The musical coinage of the Austrian Mint: Part I

The Austrian Mint’s origin goes back to the year 1194, when King Richard I (the Lionheart) paid Duke Leopold V of Austria a ransom to secure Richard’s freedom after a year of imprisonment. Richard’s men had thrown Leopold’s banner into a moat over a quarrel and insulted Leopold, who subsequently captured and imprisoned Richard near Vienna when Richard was returning to England from the Crusades. Leopold struck coins from the ransom and, thus, started the Mint.

Throughout the centuries, the Mint had various names with each associated empire by which it was occupied. The current day Austrian Mint (then the Mint House) was built in 1835. After the formation of the Republic of Austria in 1918, the Austrian Mint (then the Vienna Principal Mint) became Austria’s only mint and remains so today. In 1989, the Mint officially changed its name to the Austrian Mint and it became a subsidiary of the Austrian Nation Bank (Many world mints are subsidiaries of their national banks.)


The Austrian Mint is a member of the international minting elite. It was the first in the world to strike a silver-niobium coin in 2003. But the Austrian Mint is renowned by numismatists for their performing arts coinage. The focus of the performing arts coinage is the nearby Vienna Philharmonic Orchestra and composers and artists born in Austria. We will look at some of the Mint’s beautiful coins produced in 2016 and the expected releases for 2017 below.

Vienna Philharmonic Bullion Coins


The iconic Vienna Philharmonic gold coin was first introduced to bullion investors in 1989. It was named after the nearby Vienna Philharmonic Orchestra, which inspired the designs on both sides. It was so successful that it was the best selling gold coin in the world in 1992, 1995, 1996, and 2000. Due to it’s success, the Austrian Mint produced a silver version in 2008. The obverse of the coin depicts the pipe organ in the Viennese Musikverein’s Golden Hall, home of the Vienna Philharmonic Orchestra. The reverse of the coin depicts eight characteristic orchestral instruments: four violins either side of a cello in the foreground and the Viennese horn, the bassoon, and the harp behind.

Commemorative Coins

Vienna Opera Ball


The year 2016 celebrated the 60th Anniversary of the reopening of the ball after a 17 year suspension during World War II. The annual Austrian event takes place in the building of the Vienna State Opera, on the Thursday preceding Ash Wednesday. It is one of the highlights of the Viennese carnival season. The obverse of the coin depicts a young woman holding a red bouquet and a young man kissing her other hand. The Vienna State Opera is depicted in the background. The reverse of the coin depicts the ball opening with dance performances by young men and women.
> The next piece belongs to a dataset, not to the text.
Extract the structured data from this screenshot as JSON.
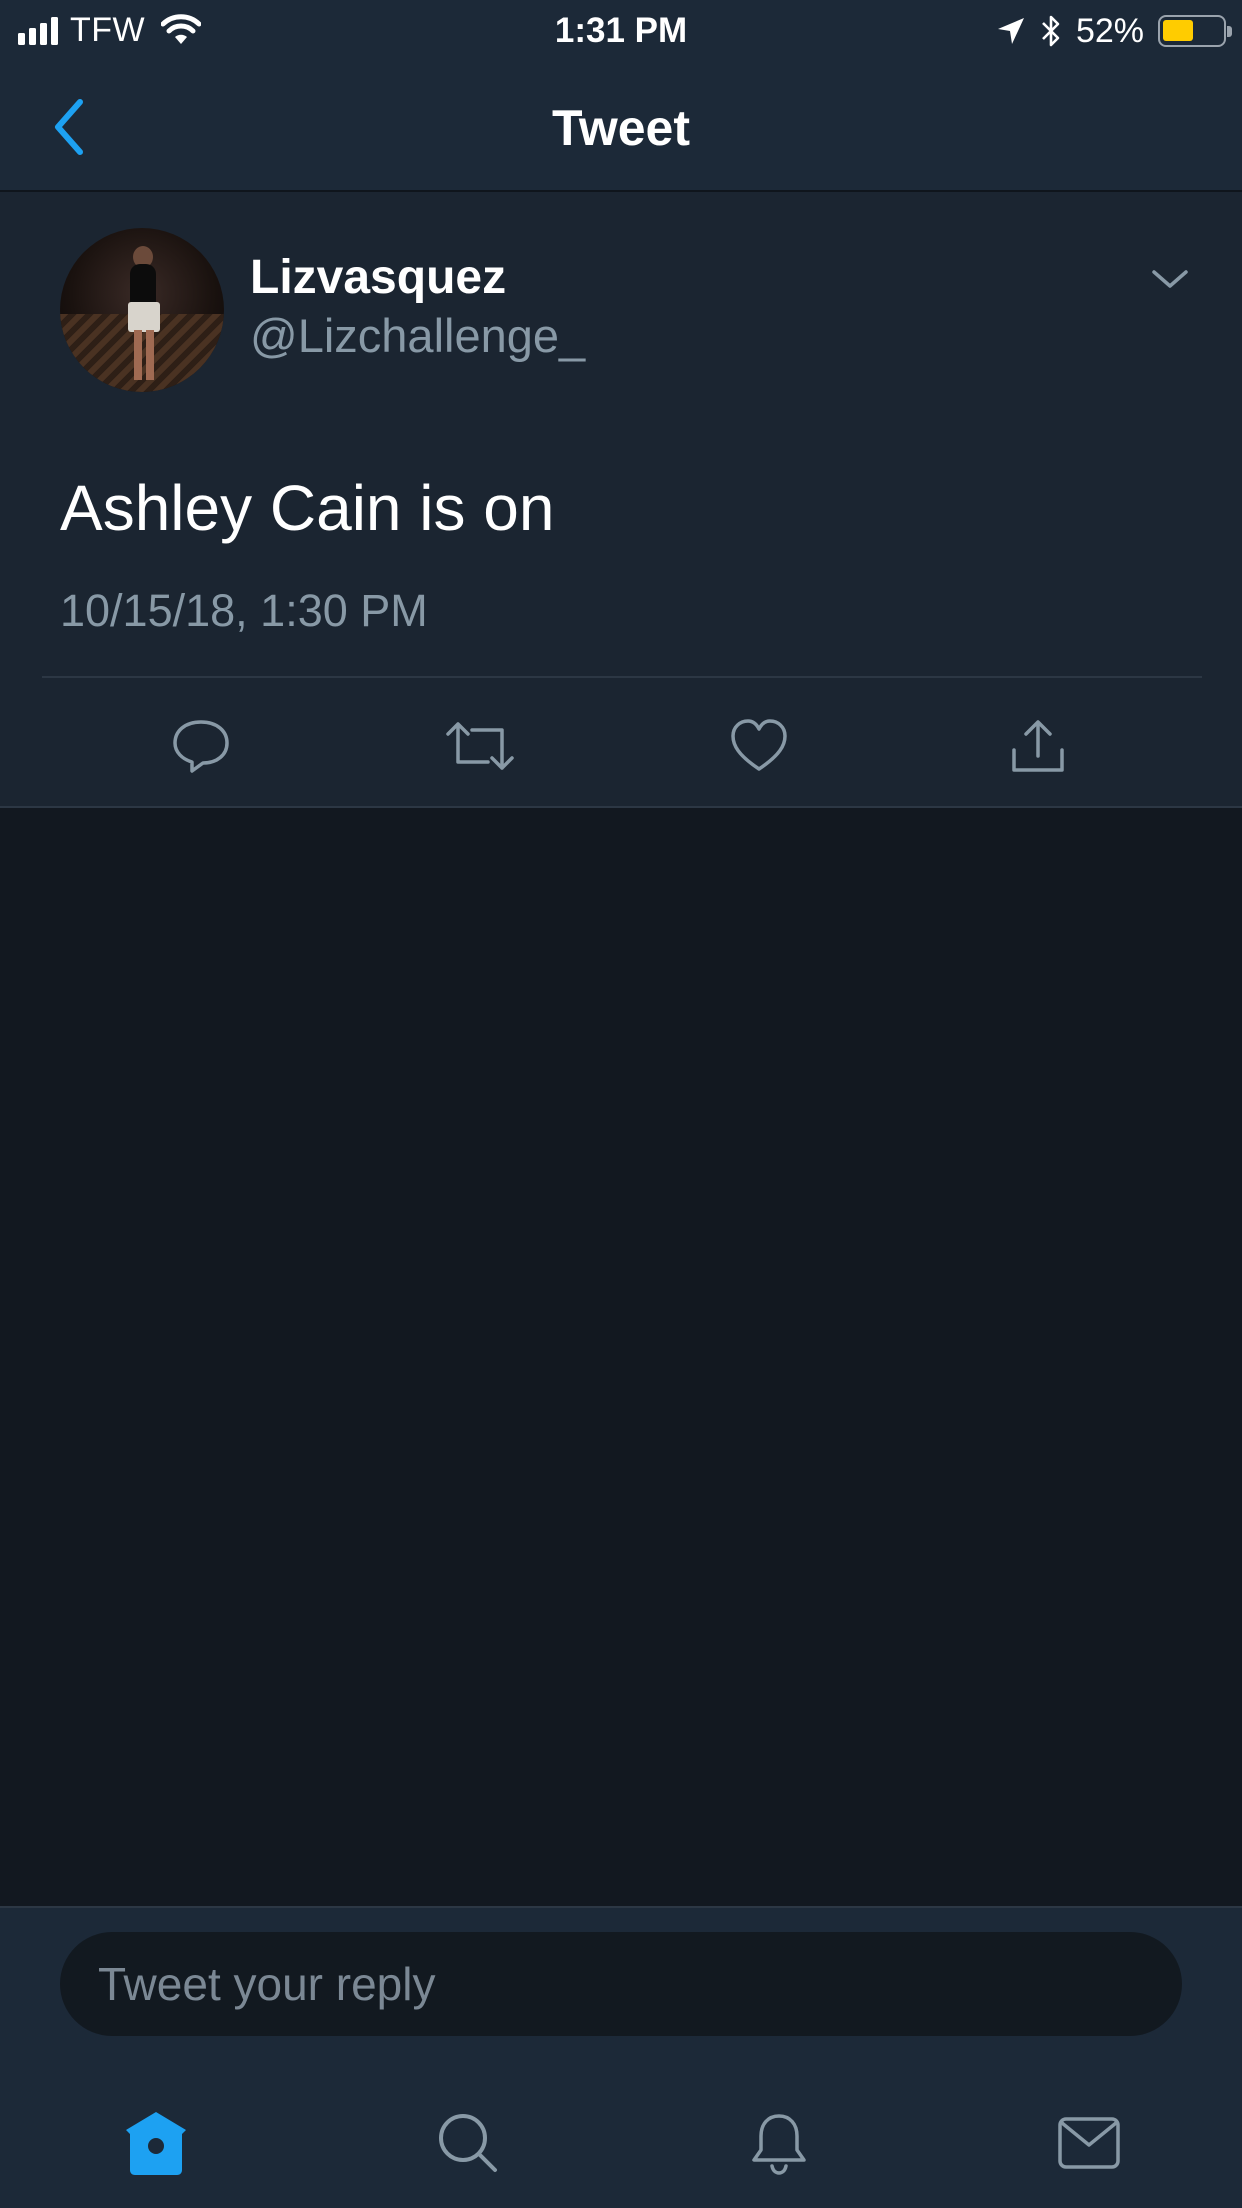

New Year coin 2017 – Waltzing in the New Year


The Mint of Austria has launched its latest “New Year’s” coin that celebrates the 150th anniversary of the first performance of Johann Strauss II’s (Austrian born) masterpiece, “The Blue Danube.” The piece is the first tune of the year to be played on Austrian radio, thus, it is synonymous with the New Year and is the perfect theme for the Mint’s New Year coin.


175th Anniversary of the Vienna Philharmonic


In January 2017, the Austrian Mint will be releasing the 175th Anniversary of the Vienna Philharmonic silver coin. It celebrates the first ever performance of the Vienna Philharmonic Orchestra, on March 28, 1842. The obverse of the coin depicts the orchestra’s three founding fathers: August Schmidt, Otto Nicolai, and Alfred Julius Becher. The reverse depicts a detail from Max Oppenheimer’s massive triptych, titled “Die Philharmoniker”, which hangs in the Belvedere museum in Vienna.

Part II will be posted next week. Stay tuned!

- OLP